WHAT THE TASK REQUIRES
Leaving out all pictures, retype the records exactly.

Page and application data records
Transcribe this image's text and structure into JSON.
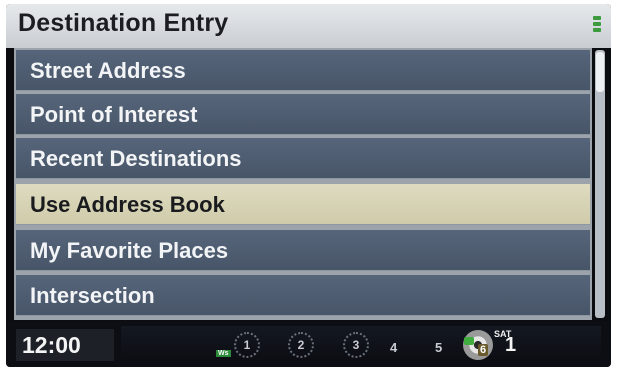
{
  "header": {
    "title": "Destination Entry",
    "signal_icon": "signal-strength-icon"
  },
  "menu": {
    "items": [
      {
        "label": "Street Address",
        "selected": false
      },
      {
        "label": "Point of Interest",
        "selected": false
      },
      {
        "label": "Recent Destinations",
        "selected": false
      },
      {
        "label": "Use Address Book",
        "selected": true
      },
      {
        "label": "My Favorite Places",
        "selected": false
      },
      {
        "label": "Intersection",
        "selected": false
      }
    ]
  },
  "status_bar": {
    "clock": "12:00",
    "ws_badge": "Ws",
    "presets": [
      "1",
      "2",
      "3",
      "4",
      "5"
    ],
    "active_preset": "6",
    "sat_label": "SAT",
    "sat_channel": "1"
  },
  "colors": {
    "list_item_bg": "#4f5d71",
    "selected_bg": "#d8d4b6",
    "header_bg": "#d8dce0",
    "status_bg": "#0d0e13"
  }
}
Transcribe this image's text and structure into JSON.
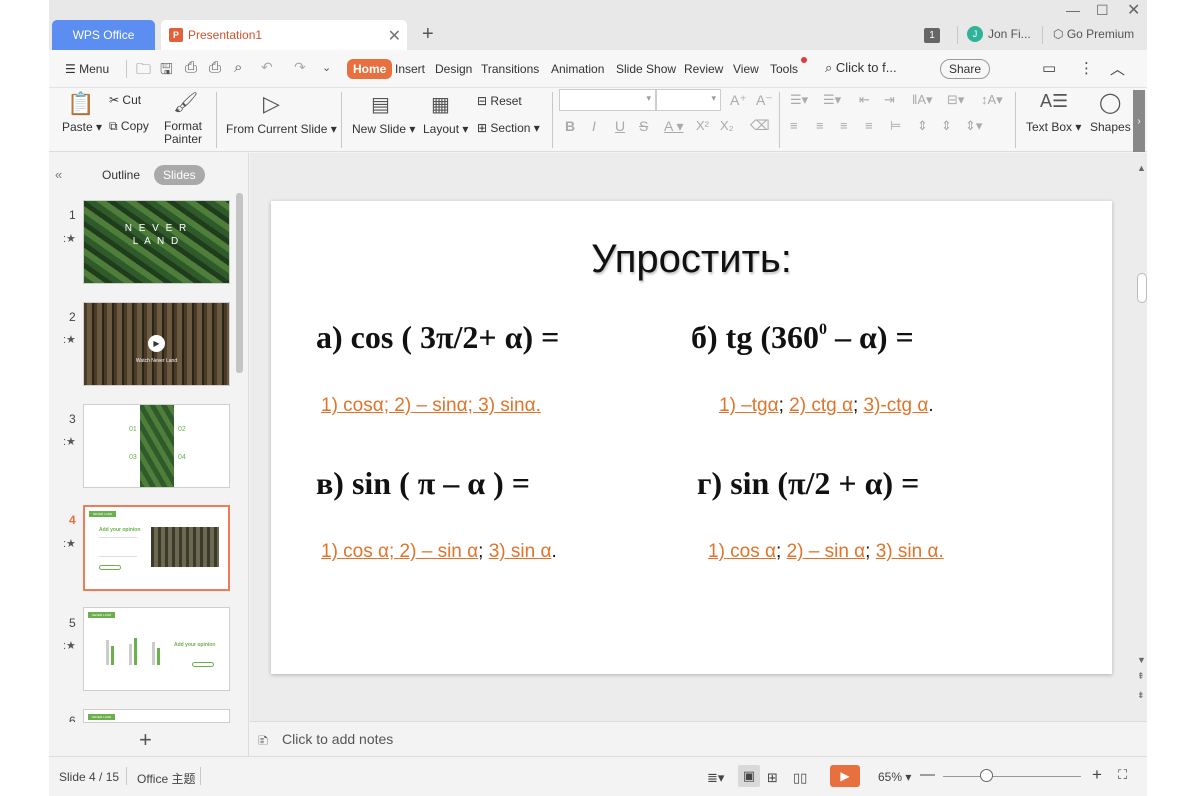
{
  "titlebar": {
    "app_tab": "WPS Office",
    "doc_tab": "Presentation1",
    "doc_icon": "P",
    "badge": "1",
    "user_initial": "J",
    "user_name": "Jon Fi...",
    "premium": "Go Premium"
  },
  "menu": {
    "menu_label": "Menu",
    "items": [
      "Home",
      "Insert",
      "Design",
      "Transitions",
      "Animation",
      "Slide Show",
      "Review",
      "View",
      "Tools"
    ],
    "search": "Click to f...",
    "share": "Share"
  },
  "ribbon": {
    "paste": "Paste",
    "cut": "Cut",
    "copy": "Copy",
    "format_painter_1": "Format",
    "format_painter_2": "Painter",
    "from_current_slide": "From Current Slide",
    "new_slide": "New Slide",
    "layout": "Layout",
    "reset": "Reset",
    "section": "Section",
    "text_box": "Text Box",
    "shapes": "Shapes"
  },
  "panel": {
    "outline": "Outline",
    "slides": "Slides",
    "slide_numbers": [
      "1",
      "2",
      "3",
      "4",
      "5",
      "6"
    ],
    "thumb1_title_1": "N E V E R",
    "thumb1_title_2": "L A N D",
    "thumb2_caption": "Watch Never Land",
    "thumb3_labels": [
      "01",
      "02",
      "03",
      "04"
    ],
    "thumb4_heading": "Add your opinion",
    "thumb5_heading": "Add your opinion",
    "tag_text": "NEVER LAND"
  },
  "slide": {
    "title": "Упростить:",
    "q_a": "а) cos ( 3π/2+ α) =",
    "q_b_pre": "б)  tg (360",
    "q_b_sup": "0",
    "q_b_post": " – α) =",
    "q_c": "в) sin ( π – α ) =",
    "q_d": "г) sin (π/2 + α) =",
    "ans_a": "1) cosα; 2) – sinα; 3) sinα.",
    "ans_b_1": "1) –tgα",
    "ans_b_sep1": "; ",
    "ans_b_2": "2) ctg α",
    "ans_b_sep2": ";  ",
    "ans_b_3": "3)-ctg α",
    "ans_b_end": ".",
    "ans_c_1": "1) cos α;  2) – sin α",
    "ans_c_sep": ";  ",
    "ans_c_2": "3) sin α",
    "ans_c_end": ".",
    "ans_d_1": "1) cos α",
    "ans_d_sep1": ";  ",
    "ans_d_2": "2) – sin α",
    "ans_d_sep2": ";  ",
    "ans_d_3": "3) sin α."
  },
  "notes": {
    "placeholder": "Click to add notes"
  },
  "status": {
    "slide_count": "Slide 4 / 15",
    "theme": "Office 主题",
    "zoom": "65%"
  },
  "colors": {
    "accent": "#e8703f",
    "answer": "#e0742b",
    "wps_tab": "#5b8ef0"
  }
}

EXERCISE RESPONSE
Transcribe this image's text and structure into JSON.
{
  "header": {
    "title": "Destination Entry",
    "signal_icon": "signal-strength-icon"
  },
  "menu": {
    "items": [
      {
        "label": "Street Address",
        "selected": false
      },
      {
        "label": "Point of Interest",
        "selected": false
      },
      {
        "label": "Recent Destinations",
        "selected": false
      },
      {
        "label": "Use Address Book",
        "selected": true
      },
      {
        "label": "My Favorite Places",
        "selected": false
      },
      {
        "label": "Intersection",
        "selected": false
      }
    ]
  },
  "status_bar": {
    "clock": "12:00",
    "ws_badge": "Ws",
    "presets": [
      "1",
      "2",
      "3",
      "4",
      "5"
    ],
    "active_preset": "6",
    "sat_label": "SAT",
    "sat_channel": "1"
  },
  "colors": {
    "list_item_bg": "#4f5d71",
    "selected_bg": "#d8d4b6",
    "header_bg": "#d8dce0",
    "status_bg": "#0d0e13"
  }
}
Transcribe this image's text and structure into JSON.
{
  "titlebar": {
    "app_tab": "WPS Office",
    "doc_tab": "Presentation1",
    "doc_icon": "P",
    "badge": "1",
    "user_initial": "J",
    "user_name": "Jon Fi...",
    "premium": "Go Premium"
  },
  "menu": {
    "menu_label": "Menu",
    "items": [
      "Home",
      "Insert",
      "Design",
      "Transitions",
      "Animation",
      "Slide Show",
      "Review",
      "View",
      "Tools"
    ],
    "search": "Click to f...",
    "share": "Share"
  },
  "ribbon": {
    "paste": "Paste",
    "cut": "Cut",
    "copy": "Copy",
    "format_painter_1": "Format",
    "format_painter_2": "Painter",
    "from_current_slide": "From Current Slide",
    "new_slide": "New Slide",
    "layout": "Layout",
    "reset": "Reset",
    "section": "Section",
    "text_box": "Text Box",
    "shapes": "Shapes"
  },
  "panel": {
    "outline": "Outline",
    "slides": "Slides",
    "slide_numbers": [
      "1",
      "2",
      "3",
      "4",
      "5",
      "6"
    ],
    "thumb1_title_1": "N E V E R",
    "thumb1_title_2": "L A N D",
    "thumb2_caption": "Watch Never Land",
    "thumb3_labels": [
      "01",
      "02",
      "03",
      "04"
    ],
    "thumb4_heading": "Add your opinion",
    "thumb5_heading": "Add your opinion",
    "tag_text": "NEVER LAND"
  },
  "slide": {
    "title": "Упростить:",
    "q_a": "а) cos ( 3π/2+ α) =",
    "q_b_pre": "б)  tg (360",
    "q_b_sup": "0",
    "q_b_post": " – α) =",
    "q_c": "в) sin ( π – α ) =",
    "q_d": "г) sin (π/2 + α) =",
    "ans_a": "1) cosα; 2) – sinα; 3) sinα.",
    "ans_b_1": "1) –tgα",
    "ans_b_sep1": "; ",
    "ans_b_2": "2) ctg α",
    "ans_b_sep2": ";  ",
    "ans_b_3": "3)-ctg α",
    "ans_b_end": ".",
    "ans_c_1": "1) cos α;  2) – sin α",
    "ans_c_sep": ";  ",
    "ans_c_2": "3) sin α",
    "ans_c_end": ".",
    "ans_d_1": "1) cos α",
    "ans_d_sep1": ";  ",
    "ans_d_2": "2) – sin α",
    "ans_d_sep2": ";  ",
    "ans_d_3": "3) sin α."
  },
  "notes": {
    "placeholder": "Click to add notes"
  },
  "status": {
    "slide_count": "Slide 4 / 15",
    "theme": "Office 主题",
    "zoom": "65%"
  },
  "colors": {
    "accent": "#e8703f",
    "answer": "#e0742b",
    "wps_tab": "#5b8ef0"
  }
}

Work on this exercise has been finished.